The task: Tally the lines of the entries below that hold the word "suffix", and please give only the total.

Data to use:
□ □ □ □ □

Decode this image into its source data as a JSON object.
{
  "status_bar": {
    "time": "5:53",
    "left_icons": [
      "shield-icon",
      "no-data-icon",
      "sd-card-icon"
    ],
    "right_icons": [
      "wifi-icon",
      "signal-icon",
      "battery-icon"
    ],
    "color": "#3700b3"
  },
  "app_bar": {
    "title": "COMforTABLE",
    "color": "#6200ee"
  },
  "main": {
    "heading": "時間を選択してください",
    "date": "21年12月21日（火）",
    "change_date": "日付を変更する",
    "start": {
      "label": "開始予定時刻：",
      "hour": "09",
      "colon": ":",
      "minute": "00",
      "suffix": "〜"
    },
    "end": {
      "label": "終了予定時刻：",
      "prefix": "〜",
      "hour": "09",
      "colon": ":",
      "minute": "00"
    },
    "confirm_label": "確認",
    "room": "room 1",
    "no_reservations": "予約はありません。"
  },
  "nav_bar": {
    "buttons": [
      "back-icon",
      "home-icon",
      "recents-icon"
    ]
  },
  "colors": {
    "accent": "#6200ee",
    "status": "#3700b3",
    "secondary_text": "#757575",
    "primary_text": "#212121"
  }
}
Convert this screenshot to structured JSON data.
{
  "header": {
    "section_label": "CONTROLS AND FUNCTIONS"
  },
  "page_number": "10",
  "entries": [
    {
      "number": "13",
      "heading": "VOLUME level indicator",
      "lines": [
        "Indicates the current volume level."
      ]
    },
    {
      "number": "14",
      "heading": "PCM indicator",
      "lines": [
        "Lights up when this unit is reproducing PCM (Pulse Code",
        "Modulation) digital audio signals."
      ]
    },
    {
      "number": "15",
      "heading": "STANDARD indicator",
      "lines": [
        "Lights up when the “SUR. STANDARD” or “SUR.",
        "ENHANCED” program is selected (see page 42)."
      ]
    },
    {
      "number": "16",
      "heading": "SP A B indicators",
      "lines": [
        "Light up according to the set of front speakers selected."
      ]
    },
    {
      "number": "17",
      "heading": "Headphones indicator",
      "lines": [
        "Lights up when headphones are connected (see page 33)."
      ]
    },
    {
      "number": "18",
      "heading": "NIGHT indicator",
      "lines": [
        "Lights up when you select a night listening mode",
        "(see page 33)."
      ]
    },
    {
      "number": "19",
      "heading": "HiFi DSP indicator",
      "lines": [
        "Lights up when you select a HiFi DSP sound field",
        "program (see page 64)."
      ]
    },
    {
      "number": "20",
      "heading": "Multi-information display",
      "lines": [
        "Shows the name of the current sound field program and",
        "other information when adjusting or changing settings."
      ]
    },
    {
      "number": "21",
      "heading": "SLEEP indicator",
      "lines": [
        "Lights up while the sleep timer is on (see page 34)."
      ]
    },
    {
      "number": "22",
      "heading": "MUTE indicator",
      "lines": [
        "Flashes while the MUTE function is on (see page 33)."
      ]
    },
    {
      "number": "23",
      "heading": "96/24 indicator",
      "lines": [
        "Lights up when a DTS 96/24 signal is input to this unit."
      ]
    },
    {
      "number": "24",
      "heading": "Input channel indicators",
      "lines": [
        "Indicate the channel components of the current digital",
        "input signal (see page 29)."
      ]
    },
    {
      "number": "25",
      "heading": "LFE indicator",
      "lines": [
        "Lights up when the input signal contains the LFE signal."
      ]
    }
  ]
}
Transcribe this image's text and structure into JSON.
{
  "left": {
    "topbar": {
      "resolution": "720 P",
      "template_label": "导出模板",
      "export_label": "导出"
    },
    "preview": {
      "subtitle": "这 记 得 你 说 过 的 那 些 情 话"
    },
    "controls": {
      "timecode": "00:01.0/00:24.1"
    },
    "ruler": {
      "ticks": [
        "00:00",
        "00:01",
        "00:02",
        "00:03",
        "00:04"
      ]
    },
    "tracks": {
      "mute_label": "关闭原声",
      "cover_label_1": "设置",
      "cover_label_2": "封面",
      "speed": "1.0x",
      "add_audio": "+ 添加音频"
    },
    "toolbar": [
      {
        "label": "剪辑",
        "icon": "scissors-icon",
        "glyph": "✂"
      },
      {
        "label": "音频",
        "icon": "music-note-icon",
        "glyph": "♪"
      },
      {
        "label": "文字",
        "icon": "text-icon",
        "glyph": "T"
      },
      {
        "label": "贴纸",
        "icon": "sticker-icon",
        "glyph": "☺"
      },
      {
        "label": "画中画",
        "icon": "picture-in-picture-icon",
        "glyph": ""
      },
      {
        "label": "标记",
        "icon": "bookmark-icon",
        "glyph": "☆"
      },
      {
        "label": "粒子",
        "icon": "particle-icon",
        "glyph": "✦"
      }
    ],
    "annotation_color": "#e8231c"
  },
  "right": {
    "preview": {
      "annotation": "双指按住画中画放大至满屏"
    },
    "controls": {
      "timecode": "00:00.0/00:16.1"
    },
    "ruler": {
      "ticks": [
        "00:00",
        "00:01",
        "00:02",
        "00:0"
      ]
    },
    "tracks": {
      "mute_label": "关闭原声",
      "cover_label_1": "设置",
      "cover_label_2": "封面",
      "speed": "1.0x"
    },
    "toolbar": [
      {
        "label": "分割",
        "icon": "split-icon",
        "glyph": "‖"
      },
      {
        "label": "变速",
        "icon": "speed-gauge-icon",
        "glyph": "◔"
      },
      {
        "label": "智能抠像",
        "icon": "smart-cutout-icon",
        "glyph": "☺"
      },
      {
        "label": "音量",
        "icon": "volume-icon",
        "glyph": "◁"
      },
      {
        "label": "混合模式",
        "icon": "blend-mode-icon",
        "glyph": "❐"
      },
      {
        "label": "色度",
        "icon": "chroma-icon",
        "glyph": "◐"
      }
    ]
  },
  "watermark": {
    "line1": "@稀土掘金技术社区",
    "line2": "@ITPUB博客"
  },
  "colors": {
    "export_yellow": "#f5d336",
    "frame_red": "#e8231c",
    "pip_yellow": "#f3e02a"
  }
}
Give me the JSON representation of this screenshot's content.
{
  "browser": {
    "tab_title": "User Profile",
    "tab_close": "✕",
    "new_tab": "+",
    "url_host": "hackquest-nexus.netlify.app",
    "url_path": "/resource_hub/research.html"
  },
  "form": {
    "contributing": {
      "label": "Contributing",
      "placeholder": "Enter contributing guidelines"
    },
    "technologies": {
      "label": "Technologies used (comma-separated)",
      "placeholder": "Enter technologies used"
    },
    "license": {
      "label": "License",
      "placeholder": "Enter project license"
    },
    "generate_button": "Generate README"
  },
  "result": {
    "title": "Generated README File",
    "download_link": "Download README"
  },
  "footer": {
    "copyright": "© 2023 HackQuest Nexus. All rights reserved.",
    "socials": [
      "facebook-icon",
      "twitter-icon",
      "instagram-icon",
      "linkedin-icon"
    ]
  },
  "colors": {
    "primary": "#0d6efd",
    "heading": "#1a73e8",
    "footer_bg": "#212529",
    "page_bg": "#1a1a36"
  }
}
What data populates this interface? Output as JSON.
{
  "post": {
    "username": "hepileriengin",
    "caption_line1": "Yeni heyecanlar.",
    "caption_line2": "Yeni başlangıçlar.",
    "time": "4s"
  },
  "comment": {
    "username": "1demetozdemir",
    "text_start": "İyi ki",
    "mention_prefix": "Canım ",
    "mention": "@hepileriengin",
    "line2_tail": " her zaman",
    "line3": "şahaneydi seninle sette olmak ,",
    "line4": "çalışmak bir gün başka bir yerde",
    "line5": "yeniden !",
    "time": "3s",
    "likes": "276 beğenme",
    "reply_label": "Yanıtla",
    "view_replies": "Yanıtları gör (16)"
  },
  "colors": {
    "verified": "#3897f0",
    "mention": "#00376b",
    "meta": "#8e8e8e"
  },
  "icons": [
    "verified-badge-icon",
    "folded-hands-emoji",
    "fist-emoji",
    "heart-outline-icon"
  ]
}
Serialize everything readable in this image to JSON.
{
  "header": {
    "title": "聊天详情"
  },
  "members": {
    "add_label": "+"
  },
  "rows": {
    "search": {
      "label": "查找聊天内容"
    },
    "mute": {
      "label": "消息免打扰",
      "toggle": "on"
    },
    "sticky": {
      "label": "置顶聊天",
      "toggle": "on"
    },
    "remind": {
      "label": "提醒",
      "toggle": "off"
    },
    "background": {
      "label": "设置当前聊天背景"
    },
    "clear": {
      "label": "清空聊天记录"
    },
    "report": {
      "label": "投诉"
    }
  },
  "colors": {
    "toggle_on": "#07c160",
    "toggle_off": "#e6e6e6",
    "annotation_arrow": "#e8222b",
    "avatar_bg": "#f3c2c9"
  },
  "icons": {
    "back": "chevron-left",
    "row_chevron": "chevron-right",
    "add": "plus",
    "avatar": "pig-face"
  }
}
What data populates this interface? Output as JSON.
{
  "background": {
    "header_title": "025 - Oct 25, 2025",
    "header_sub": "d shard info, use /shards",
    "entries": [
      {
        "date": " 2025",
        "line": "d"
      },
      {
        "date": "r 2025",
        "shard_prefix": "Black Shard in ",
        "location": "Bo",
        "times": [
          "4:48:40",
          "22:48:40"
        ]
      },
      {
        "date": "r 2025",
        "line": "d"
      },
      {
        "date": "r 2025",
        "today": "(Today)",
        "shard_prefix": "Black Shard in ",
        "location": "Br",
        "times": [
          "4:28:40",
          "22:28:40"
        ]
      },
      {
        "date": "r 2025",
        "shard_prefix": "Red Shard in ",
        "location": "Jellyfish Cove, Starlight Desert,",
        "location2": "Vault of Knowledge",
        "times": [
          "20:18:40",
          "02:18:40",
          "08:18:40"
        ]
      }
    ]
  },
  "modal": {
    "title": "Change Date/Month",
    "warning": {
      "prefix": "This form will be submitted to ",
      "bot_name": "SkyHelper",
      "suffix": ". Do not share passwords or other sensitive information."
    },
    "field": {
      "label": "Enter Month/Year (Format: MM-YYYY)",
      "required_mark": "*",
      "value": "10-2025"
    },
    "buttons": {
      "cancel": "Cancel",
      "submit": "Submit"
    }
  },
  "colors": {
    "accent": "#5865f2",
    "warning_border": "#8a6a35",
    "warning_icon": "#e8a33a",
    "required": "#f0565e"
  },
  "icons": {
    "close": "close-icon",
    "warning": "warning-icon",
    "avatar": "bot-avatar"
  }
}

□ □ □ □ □

Task solution: 2